One secondary data is that a little league team from Kearney ...
The answer to this problem explains a Marketing Strategy. The references related to the answer are also included.
Qantas: Strategy development and demand forecasting in volatile markets.
Forecasting: Seeking Financial Altitude in a Cloudy Sky
LEAD STORY-DATELINE: The Australian Financial Review, May 17, 2002.
Qantas has a lot riding on remaining dominant and profitable in the Australian domestic market for air travel and freight, as well as remaining profitable on its overseas routes-particularly the "Kangaroo" route to and from the United Kingdom. It has reported expansion plans involving $A13 billion that it intends to spend over a ten-year period on a range of upgrades to planes and lounge facilities, as well as on new aircraft.
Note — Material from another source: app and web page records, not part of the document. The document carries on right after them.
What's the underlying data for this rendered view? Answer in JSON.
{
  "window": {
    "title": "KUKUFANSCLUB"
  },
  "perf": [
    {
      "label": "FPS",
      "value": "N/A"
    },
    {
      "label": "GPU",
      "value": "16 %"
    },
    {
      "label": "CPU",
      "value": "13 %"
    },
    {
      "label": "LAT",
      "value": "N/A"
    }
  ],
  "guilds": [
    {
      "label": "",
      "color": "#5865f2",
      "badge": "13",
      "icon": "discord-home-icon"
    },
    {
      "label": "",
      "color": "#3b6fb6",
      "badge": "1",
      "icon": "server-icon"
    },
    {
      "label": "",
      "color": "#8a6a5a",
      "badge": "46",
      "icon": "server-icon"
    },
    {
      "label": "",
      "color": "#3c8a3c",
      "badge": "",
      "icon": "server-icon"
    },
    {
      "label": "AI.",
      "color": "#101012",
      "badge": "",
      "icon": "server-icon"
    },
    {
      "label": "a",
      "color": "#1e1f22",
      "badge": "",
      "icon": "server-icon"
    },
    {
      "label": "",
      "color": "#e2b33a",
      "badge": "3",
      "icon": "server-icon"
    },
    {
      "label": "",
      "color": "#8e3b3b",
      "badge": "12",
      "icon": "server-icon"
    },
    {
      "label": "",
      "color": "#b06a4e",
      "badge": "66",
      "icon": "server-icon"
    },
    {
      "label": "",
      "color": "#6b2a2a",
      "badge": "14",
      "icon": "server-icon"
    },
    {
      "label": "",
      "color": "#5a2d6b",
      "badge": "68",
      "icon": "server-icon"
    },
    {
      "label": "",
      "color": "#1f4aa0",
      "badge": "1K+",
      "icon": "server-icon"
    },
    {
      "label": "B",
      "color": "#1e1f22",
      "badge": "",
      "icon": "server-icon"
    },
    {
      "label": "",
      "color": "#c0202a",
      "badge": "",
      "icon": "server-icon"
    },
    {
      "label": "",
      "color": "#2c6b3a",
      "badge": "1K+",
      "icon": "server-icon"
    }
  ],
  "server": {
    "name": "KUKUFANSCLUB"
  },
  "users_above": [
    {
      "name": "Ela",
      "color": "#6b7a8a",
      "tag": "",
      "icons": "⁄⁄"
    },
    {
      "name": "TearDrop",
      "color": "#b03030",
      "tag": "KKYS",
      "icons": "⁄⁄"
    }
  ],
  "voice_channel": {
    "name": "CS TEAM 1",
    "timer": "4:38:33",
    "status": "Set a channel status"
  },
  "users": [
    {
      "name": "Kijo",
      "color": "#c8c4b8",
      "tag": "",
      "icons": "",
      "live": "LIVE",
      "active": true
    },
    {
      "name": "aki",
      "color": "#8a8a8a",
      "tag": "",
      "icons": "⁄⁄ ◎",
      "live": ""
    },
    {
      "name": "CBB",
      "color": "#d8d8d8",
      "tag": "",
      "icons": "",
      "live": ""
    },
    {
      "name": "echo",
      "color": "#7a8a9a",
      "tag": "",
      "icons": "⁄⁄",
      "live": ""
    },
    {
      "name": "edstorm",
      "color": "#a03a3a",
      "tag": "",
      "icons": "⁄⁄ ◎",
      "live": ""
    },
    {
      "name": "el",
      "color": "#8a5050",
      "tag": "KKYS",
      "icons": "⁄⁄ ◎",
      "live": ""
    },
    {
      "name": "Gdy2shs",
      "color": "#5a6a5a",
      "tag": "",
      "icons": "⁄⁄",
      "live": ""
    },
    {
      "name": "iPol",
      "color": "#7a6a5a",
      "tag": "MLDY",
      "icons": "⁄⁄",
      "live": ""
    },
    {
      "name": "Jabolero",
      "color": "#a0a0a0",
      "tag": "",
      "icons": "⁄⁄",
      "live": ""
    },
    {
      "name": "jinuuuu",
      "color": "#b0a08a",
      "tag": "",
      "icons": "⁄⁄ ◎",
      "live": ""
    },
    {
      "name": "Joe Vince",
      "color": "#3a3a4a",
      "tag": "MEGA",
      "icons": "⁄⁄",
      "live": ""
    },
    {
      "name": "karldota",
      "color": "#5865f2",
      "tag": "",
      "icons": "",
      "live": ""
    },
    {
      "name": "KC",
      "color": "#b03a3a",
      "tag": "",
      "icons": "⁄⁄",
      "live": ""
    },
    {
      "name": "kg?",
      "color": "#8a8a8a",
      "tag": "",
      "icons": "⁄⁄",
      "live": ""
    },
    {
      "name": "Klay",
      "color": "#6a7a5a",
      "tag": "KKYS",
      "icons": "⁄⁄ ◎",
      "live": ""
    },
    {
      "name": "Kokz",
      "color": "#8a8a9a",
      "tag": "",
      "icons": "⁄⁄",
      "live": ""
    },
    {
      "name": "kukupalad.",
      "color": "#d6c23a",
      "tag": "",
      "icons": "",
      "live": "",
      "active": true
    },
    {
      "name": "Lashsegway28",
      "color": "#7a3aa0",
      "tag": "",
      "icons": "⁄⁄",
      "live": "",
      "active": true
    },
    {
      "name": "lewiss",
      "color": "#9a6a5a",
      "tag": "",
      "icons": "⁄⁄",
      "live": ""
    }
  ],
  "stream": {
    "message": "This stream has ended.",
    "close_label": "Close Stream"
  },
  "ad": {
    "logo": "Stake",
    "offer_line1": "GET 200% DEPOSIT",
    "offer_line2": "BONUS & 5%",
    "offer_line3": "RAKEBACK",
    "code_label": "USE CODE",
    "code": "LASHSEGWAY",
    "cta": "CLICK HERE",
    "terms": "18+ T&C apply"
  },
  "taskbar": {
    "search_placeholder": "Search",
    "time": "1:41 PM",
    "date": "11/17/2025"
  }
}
The marketing environment for airlines is volatile at the best of times, and from money-man Warren Buffet's (Berkshire Hathaway) viewpoint, nobody ever made money from investing in an airline over the long term. However, Qantas CEO Geoff Dixon aims to prove this wrong. How can this be done in such a volatile market?How can Qantas continue to generate revenue and earnings equal to or greater than those in 2000, 2001, and as forecast for 2002?
The domestic market is relatively stable since the final demise of Ansett Airlines in April 2002. The new competitor, Virgin Blue, is a single-class operator and as anxious as Qantas to keep the public flying with realistically low pricing, but also wants to ensure profitability and ultimately, survival. However, Virgin Blue is not backward in making its views heard by the Australian Competition and Consumer Commission (ACCC) when it believes that its larger competitor has overstepped the (legal) mark, and possibly engaged in unfair practices (under the Trade Practices Act) that might hurt its market position and financial position.
The international market is far more volatile, particularly since the terrorist activities of September 11, 2001. Qantas and its part-owner British Airways (BA) have maintained a strong alliance in the face of turmoil in the aviation industry generally. While BA has become cash strapped, Qantas has remained cash positive and profitable. How has this been done? Qantas's strategy is to remain flexible-not only by ensuring that its fleet can operate as a single-class carrier or be quickly converted to a mix of business and economy class, but also by cutting costs. More importantly it plans to ensure that its non-airline businesses stay profitable. These businesses accounted for 30 percent of the company's profits in the six months to December 2001, and include Qantas Flight Catering Ltd, Qantas Holidays, Qantas Defence Systems, Australian Air Express, Qantas Business Travel and also includes its frequent flyer programs and co-branded credit card operations.
It can be seen from the Qantas company structure that it has remained an integrated airline, while many of its international rivals have sold off such operations when seeking capital to either build their airline business, or to stay profitable, or simply to remain airborne.
In this section, we consider questions concerning strategy development and demand forecasting in volatile marketing environments:
Provide a definition of market demand.
How are market demand, market potential and sales forecasting related to each other?
The fertility rate in Australia is declining and immigration levels are not yet set at levels that might lead to population growth (at the time of writing). Might this influence the revenue and earnings that Qantas could achieve in the future?
How might Qantas employ such a tool as the Ansoff product/market expansion grid in developing its growth strategies? (Click here for more details about the grid.)View Full Posting Details